|Postcard from sugar|
When I was growing up drinks like Coca-cola were common amongst my peers, but so was lemonade. There was also a bright orange drink called Tango which we favoured, but didn't get very often. I don't recall may other options, although this was the 1960s, and the huge variety we see on shelves today just didn't exist.
Now, sugar laden drinks are even more popular, but the health implcations are coming under scrutiny. The concern relates to the amount of sugar that is represented by, for example, a 1.25 litre bottle of coke - 37 teaspoonfuls. Set against that, the American Heart Association recommends 6 per day for women and 9 for men. So, that bottle ought to last a woman 6 days, and 4 days for a man. That's not going to happen, it tastes beyond terrible in far less time than even 4 days.
Coca-cola disagrees that their drink impacts health and quotes research defending their opinion.

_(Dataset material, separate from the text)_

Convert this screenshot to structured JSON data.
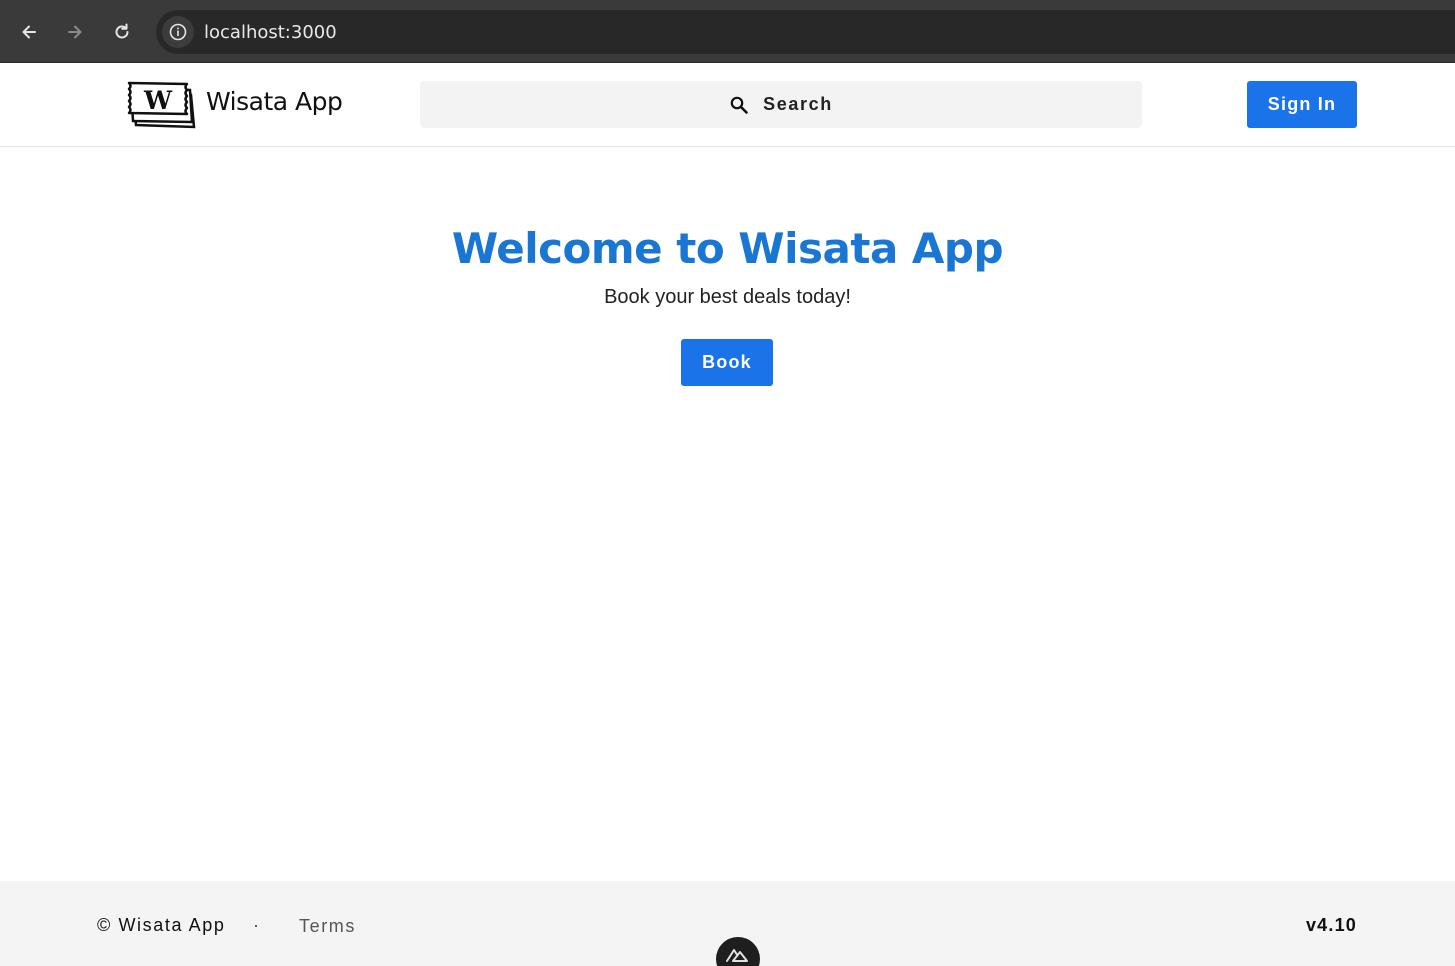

The trouble is, some of the research is funded by the company, and that raises questions. After all, it's highly unlikely that coca-cola would support or quote research that demonstrated their primary product was hazardous to health.
It has similarities with the tobacco industry funding research to show that smoking had little or no relationship with cancer. Not that anyone is claiming the same level of effect for coke, just that obesity is related to the amount of sugar consumed, and in turn it causes multiple, bad health outcomes.
In the end, can you trust an industry to police itself, particularly where health is balanced against profit?